[[ Record extracts open ]]

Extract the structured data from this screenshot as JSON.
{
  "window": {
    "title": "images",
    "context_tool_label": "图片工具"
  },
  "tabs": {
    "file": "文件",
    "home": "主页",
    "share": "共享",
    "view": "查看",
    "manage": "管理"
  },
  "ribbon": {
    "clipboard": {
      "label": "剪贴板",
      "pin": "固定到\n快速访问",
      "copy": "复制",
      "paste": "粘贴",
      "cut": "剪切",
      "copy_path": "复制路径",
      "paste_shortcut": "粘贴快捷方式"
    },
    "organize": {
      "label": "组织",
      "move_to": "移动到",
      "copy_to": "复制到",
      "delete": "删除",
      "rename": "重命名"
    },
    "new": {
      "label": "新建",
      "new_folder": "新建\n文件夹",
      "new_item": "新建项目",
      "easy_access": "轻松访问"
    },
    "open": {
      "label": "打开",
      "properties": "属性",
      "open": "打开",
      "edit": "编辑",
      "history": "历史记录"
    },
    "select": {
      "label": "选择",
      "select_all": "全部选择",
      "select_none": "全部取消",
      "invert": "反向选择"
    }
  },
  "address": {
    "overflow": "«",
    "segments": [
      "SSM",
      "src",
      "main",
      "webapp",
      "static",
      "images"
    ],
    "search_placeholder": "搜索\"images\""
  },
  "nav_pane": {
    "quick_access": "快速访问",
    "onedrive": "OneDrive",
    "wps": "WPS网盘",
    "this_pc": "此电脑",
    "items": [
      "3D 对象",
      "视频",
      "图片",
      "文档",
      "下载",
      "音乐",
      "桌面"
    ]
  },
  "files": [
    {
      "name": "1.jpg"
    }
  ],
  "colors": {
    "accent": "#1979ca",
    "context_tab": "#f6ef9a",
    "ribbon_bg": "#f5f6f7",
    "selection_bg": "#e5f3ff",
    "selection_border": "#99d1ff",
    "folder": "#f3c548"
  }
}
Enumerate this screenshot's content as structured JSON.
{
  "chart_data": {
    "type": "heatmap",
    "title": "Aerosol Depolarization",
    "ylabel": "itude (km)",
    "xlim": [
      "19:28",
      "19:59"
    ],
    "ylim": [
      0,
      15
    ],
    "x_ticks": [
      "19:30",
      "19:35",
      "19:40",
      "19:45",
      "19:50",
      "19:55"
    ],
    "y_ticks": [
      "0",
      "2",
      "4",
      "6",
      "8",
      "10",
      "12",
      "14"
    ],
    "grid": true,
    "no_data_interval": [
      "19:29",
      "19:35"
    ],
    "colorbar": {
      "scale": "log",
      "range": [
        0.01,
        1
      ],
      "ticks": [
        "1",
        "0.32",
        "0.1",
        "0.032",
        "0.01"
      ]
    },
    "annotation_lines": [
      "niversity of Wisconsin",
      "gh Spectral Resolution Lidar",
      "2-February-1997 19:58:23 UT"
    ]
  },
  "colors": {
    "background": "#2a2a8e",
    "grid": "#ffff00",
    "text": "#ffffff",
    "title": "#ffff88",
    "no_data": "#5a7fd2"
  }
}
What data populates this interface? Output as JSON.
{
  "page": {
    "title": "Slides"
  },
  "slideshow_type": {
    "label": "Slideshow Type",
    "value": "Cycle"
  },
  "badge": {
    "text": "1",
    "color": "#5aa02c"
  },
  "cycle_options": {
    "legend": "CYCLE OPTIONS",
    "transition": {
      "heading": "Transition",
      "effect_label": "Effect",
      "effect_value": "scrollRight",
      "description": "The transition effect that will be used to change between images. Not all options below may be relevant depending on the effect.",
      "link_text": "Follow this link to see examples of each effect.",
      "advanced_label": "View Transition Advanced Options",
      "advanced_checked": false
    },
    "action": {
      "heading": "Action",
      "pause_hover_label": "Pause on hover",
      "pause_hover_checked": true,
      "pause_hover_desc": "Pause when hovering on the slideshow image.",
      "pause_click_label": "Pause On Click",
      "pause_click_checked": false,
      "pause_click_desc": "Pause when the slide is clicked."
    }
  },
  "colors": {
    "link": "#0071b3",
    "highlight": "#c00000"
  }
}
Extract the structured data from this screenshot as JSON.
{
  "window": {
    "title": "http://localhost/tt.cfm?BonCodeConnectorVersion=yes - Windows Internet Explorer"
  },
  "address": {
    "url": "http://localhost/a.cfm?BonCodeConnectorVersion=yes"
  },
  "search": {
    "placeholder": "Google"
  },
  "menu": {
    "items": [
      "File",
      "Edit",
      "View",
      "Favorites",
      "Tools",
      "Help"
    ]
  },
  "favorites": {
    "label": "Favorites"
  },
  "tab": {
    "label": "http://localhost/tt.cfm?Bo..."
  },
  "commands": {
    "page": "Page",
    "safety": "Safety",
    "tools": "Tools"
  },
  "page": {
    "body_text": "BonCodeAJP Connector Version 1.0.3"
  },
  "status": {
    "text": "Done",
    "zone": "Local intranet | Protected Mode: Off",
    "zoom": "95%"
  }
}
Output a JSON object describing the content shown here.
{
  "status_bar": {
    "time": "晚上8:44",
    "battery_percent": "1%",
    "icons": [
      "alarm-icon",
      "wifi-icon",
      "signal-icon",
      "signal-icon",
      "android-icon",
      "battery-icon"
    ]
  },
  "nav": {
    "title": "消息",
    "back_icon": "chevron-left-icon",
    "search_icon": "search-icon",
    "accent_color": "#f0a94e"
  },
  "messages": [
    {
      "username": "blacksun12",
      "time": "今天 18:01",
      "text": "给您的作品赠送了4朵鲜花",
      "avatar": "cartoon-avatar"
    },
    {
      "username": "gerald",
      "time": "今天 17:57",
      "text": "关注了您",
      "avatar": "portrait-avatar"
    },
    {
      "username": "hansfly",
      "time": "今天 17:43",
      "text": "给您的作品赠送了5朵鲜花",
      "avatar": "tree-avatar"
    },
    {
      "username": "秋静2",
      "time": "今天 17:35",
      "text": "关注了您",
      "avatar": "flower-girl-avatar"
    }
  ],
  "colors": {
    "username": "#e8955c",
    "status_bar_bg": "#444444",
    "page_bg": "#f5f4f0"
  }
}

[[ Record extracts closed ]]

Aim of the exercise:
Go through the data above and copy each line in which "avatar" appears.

Your solution:
      "avatar": "cartoon-avatar"
      "avatar": "portrait-avatar"
      "avatar": "tree-avatar"
      "avatar": "flower-girl-avatar"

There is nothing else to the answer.